The Broken Plate Recommends

Holding Up the Universe by Brooke Bertram

I remember the first time I ever read Holding Up the Universe by Jennifer Niven. I had grown to admire Niven after she released All the Bright Places, and so when I found out that she was releasing a new novel, I was ecstatic. I wasn’t quite sure what I was expecting at the time, but I knew that whatever she wrote I would love – and I did.

Holding Up the Universe is about a girl named Libby and a boy named Jack. Libby, at just the age of ten years old, loses her mother unexpectedly. Because of this, she becomes depressed and ends up using food as a way to cope with her loss. After a while of this coping mechanism, Libby becomes home-bound and ends up having to be home-schooled. This then turns into Libby having to be cut out of her home. This moment is videotaped and posted to the internet where she earns the title, “America’s Fattest Teen.” Jack Masselin has something different going on. In the novel, we find out that he has prosopagnosia – the inability to recognize people’s faces. We find out that he has never actually been diagnosed so no one actually knows that he has it.

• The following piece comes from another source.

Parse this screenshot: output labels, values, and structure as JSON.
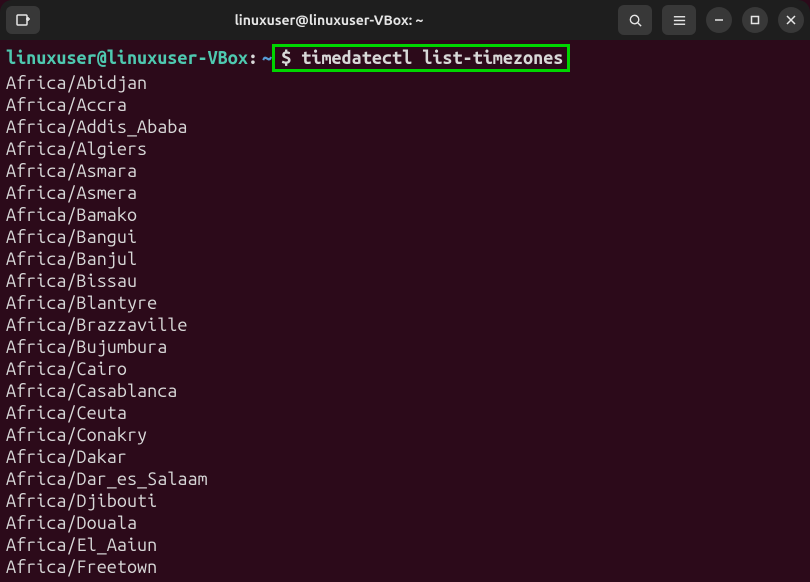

I don’t want to spoil the story, but Jack and Libby do end up crossing paths, and the both of them see each other for who they really are. I think this novel can really fit into the mission of The Broken Plate. This book focuses on two characters who feel as though there is no one that will ever understand them because of these things they are dealing with. They at times can feel unwanted or unheard. What Holding Up the Universe and The Broken Plate have in common is this – they both strive to realize how important it is to hear these voices and to let them know that we want them to be heard.